People who live in countries where disease is rife may have lower IQs because they have to divert energy away from brain development to fight infections, scientists in the US claim.
The controversial idea might help explain why national IQ scores differ around the world, and are lower in some warmer countries where debilitating parasites such as malaria are widespread, they say.
Researchers behind the theory claim the impact of disease on IQ scores has been under-appreciated, and believe it ranks alongside education and wealth as a major factor that influences cognitive ability.
Attempts to measure intelligence around the world are fraught with difficulty and many researchers doubt that IQ tests are a suitable tool for the job. The average intelligence of a nation is likely to be governed by a complex web of interwoven factors.
The latest theory, put forward by Randy Thornhill and others at the University of New Mexico, adds disease to a long list of environmental and other issues that may all play a role in determining intelligence. Thornhill made the news in 2000, when he coauthored a provocative book called A Natural History of Rape in which he argues that sexual coercion emerged as an evolutionary adaptation.
Writing in the journal, Proceedings of the Royal Society, Thornhill and his colleagues explain that children under five devote much of their energy to brain development. When the body has to fight infections, it may have to sacrifice brain development, they say.

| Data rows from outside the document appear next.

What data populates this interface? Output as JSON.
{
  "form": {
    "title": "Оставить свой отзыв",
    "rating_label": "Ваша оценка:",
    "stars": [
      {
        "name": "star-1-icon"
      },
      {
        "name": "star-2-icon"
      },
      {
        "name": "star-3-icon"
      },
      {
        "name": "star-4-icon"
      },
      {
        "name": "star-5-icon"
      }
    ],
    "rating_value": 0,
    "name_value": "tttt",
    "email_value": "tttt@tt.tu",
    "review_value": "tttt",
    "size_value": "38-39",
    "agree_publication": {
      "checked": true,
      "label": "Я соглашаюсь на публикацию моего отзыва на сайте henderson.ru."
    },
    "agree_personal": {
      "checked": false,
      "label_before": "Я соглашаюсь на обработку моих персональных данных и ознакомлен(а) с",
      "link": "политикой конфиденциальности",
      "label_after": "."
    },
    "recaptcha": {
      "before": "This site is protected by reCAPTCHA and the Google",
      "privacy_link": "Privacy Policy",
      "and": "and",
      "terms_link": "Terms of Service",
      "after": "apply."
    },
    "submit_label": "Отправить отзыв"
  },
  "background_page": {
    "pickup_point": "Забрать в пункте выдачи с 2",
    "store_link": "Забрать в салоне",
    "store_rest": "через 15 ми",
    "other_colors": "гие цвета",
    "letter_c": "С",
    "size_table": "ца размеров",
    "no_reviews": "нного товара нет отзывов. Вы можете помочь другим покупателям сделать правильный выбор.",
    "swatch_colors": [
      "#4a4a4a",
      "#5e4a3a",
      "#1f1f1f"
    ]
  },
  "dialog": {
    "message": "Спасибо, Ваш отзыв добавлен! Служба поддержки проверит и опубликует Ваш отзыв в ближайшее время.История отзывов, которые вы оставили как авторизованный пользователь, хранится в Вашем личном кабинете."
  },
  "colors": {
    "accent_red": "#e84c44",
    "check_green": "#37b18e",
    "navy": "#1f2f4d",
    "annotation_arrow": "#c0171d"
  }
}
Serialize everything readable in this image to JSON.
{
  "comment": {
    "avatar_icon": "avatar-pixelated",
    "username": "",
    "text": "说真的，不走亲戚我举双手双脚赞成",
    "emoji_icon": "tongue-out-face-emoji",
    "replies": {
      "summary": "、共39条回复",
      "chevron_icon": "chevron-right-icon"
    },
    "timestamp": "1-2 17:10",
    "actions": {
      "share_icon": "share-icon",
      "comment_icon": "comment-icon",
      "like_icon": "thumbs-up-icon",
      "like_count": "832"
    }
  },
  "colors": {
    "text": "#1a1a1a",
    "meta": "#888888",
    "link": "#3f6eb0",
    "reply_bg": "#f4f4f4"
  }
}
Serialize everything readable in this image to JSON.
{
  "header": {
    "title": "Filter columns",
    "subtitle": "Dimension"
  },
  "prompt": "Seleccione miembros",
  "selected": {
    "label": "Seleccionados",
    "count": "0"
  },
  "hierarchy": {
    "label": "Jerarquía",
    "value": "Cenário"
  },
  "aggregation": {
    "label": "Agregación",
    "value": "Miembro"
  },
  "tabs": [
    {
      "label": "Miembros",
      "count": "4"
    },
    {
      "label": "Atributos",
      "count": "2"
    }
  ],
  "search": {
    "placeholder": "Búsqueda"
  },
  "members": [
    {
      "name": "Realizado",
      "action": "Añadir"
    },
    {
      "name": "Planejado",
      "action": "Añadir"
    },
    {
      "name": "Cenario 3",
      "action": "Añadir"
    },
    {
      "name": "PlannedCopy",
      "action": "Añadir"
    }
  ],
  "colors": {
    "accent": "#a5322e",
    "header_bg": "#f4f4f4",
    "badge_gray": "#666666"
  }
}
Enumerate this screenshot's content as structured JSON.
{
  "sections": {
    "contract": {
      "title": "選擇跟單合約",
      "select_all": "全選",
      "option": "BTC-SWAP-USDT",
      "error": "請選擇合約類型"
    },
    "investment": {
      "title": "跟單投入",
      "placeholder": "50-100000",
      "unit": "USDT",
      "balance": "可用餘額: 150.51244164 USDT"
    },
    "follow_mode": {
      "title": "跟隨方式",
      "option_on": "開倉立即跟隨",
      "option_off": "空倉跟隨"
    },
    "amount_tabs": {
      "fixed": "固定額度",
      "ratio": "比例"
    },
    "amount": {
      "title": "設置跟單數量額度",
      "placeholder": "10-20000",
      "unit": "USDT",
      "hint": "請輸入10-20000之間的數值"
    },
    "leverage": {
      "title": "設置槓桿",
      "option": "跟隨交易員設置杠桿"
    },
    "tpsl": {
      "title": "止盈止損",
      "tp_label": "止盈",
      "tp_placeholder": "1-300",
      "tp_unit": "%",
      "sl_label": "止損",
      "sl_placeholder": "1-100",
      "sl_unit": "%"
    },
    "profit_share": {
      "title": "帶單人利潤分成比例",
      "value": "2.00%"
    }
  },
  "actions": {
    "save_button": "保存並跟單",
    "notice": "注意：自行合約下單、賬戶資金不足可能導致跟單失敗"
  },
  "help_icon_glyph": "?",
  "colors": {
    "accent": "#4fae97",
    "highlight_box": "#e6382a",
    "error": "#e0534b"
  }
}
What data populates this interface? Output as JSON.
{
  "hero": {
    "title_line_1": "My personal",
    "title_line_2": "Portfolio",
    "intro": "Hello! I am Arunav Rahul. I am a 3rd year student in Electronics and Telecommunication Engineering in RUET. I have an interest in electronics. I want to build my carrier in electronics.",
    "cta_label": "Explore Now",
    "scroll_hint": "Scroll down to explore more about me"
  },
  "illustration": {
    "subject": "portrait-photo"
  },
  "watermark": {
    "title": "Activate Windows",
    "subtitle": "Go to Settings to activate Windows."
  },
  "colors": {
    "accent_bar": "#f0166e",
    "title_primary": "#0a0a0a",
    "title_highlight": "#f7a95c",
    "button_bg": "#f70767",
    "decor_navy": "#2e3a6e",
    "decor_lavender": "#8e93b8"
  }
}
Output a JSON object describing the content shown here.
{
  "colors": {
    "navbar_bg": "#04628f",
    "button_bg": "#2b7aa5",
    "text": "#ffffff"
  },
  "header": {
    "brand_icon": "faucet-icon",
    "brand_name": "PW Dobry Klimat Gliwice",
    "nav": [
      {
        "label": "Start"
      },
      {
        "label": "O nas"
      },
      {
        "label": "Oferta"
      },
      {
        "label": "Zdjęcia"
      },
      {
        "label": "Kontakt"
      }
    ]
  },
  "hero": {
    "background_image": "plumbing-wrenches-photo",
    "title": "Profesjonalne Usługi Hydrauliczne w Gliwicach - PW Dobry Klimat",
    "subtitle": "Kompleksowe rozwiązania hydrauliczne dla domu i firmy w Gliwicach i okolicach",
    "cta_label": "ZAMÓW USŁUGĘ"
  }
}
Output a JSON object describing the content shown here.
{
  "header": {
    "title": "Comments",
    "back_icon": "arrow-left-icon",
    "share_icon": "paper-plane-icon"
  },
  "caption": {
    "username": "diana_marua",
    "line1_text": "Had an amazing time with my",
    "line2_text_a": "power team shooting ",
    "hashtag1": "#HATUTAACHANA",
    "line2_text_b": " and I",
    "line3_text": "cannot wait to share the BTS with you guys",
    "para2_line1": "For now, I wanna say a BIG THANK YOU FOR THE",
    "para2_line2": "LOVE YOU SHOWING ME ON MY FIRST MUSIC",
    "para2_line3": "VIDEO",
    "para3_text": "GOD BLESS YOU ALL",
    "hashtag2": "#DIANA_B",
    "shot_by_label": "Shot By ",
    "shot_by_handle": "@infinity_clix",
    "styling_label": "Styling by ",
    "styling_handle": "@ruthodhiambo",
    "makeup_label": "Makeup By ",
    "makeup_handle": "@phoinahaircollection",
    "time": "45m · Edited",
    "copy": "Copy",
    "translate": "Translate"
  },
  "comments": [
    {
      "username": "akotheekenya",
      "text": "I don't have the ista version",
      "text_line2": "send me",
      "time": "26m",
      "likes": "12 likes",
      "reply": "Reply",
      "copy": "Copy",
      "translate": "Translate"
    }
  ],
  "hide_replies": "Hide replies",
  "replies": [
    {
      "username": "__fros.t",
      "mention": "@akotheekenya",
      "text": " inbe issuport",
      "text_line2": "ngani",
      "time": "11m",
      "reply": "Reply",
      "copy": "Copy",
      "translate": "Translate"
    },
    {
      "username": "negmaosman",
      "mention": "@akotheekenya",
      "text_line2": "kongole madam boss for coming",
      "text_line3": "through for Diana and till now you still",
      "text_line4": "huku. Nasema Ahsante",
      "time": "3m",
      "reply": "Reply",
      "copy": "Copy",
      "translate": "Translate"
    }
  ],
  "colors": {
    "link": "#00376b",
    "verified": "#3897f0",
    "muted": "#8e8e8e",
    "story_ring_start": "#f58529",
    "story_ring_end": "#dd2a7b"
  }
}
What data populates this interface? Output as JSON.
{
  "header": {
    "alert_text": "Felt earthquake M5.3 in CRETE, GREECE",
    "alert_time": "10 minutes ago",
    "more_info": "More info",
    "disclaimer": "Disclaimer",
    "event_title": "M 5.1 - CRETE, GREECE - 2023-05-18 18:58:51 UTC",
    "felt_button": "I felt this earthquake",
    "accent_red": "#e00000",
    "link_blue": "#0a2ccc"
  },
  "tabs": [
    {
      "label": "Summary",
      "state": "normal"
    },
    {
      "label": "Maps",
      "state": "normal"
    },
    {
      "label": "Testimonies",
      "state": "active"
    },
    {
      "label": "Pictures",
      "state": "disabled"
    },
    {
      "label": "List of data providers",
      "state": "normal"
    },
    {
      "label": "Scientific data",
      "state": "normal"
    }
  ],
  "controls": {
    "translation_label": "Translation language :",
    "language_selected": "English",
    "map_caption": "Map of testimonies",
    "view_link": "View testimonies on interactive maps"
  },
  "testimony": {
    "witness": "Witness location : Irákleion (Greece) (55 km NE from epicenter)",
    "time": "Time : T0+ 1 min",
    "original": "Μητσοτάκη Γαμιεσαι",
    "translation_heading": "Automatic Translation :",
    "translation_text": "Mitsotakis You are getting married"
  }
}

"The effect of infectious disease on IQ is bigger than any other single factor we looked at," said Chris Eppig, lead author on the paper. "Disease is a major sap on the body's energy, and the brain takes a lot of energy to build. If you don't have enough, you can't do it properly."